It’s October and the days are becoming cooler; air smells sweet and leaves crunch beneath our feet. This is the month we celebrate Halloween and I’d like to wish those of you with birthdays this month a frightful and delightful Happy Birthday!
Opal comes from the Latin opalus and the Greek opallios. Both have as a root word, ophtha—to see; in this case “to see a change of color.” Like so many other stones, opals come in a variety of colors including pale milky white, black, orange, yellow and red. Opals contain up to 20% of water trapped in silica sediment which explains the wide array of colors. Gemologists have divided opals into five main categories: white or light, black, fire, boulder and crystal or water opal.

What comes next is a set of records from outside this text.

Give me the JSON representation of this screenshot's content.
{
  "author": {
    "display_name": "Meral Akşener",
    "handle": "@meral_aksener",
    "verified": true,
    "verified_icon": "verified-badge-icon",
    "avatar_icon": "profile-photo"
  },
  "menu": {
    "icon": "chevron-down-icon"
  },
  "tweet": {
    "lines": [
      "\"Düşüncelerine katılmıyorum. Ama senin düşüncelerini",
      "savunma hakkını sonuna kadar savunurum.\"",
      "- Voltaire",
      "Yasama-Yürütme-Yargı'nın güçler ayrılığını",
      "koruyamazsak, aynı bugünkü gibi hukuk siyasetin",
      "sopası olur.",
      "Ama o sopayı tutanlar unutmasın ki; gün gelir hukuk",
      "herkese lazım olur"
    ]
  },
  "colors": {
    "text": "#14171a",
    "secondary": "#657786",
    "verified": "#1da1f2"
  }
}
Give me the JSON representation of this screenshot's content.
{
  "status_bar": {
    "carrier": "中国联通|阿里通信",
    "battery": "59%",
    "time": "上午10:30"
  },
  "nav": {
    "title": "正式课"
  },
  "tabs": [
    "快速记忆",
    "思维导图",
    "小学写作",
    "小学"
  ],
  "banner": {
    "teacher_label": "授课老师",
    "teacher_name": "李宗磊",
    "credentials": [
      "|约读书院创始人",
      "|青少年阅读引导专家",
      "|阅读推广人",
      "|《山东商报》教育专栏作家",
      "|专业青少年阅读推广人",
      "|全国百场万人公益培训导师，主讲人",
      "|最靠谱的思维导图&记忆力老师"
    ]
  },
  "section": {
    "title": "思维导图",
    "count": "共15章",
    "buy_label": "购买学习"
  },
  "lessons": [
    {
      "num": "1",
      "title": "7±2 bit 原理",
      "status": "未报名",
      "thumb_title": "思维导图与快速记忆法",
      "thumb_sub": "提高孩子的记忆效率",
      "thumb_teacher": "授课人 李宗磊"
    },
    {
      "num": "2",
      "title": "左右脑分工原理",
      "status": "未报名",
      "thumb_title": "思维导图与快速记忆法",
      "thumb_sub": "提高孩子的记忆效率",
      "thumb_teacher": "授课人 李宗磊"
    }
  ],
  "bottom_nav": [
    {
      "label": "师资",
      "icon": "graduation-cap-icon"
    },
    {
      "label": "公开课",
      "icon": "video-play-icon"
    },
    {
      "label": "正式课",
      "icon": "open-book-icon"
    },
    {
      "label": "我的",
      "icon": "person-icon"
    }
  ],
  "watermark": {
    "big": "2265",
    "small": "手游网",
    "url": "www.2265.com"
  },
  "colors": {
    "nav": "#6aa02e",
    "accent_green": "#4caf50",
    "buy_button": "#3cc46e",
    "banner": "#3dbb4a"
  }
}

In the 1890s opals were mined in Australia in the semi-arid area called the “outback” and now account for 97% of all opals sold throughout the world.
Because opals are known for showing flashes of the colors of the rainbow, Bedouin tribes in ancient times believed these stones contained lightning and during thunderstorms they fell from the sky.
Ancient Greeks believed people who possessed these gems were given the gift of prophecy and were protected from disease.
Romans valued opals and gave the stone the name “a child as beautiful as love.” They believed wearing opals symbolized hope, purity and love.
There existed the belief that opals could offer wearers therapeutic benefits against eye diseases. Amulets of opal were thought to increase the powers of the mind. Young maidens with blond hair in medieval times believed wearing opals would prevent their hair from becoming dark in color or fading.
Along with the desire to own opals, superstitions arose that cast these stones in an unfavorable light. In medieval times people believed opals resembled “The Evil Eye” and associated them with cats, snakes and toads. There was the belief witches and sorcerers used black opals to increase their “powers” and cast spells on people. Even today some people believe it is unlucky to wear opals if your birthday is not in October!
No matter how you feel about opals, we appreciate their beauty and dazzling colors. Wear them set in rings, earrings, necklaces and bracelets. We all enjoy mysteries, and the deeper the mysteries surrounding opals, the more precious they become!
Until next month,
KidsGold-14k for Kids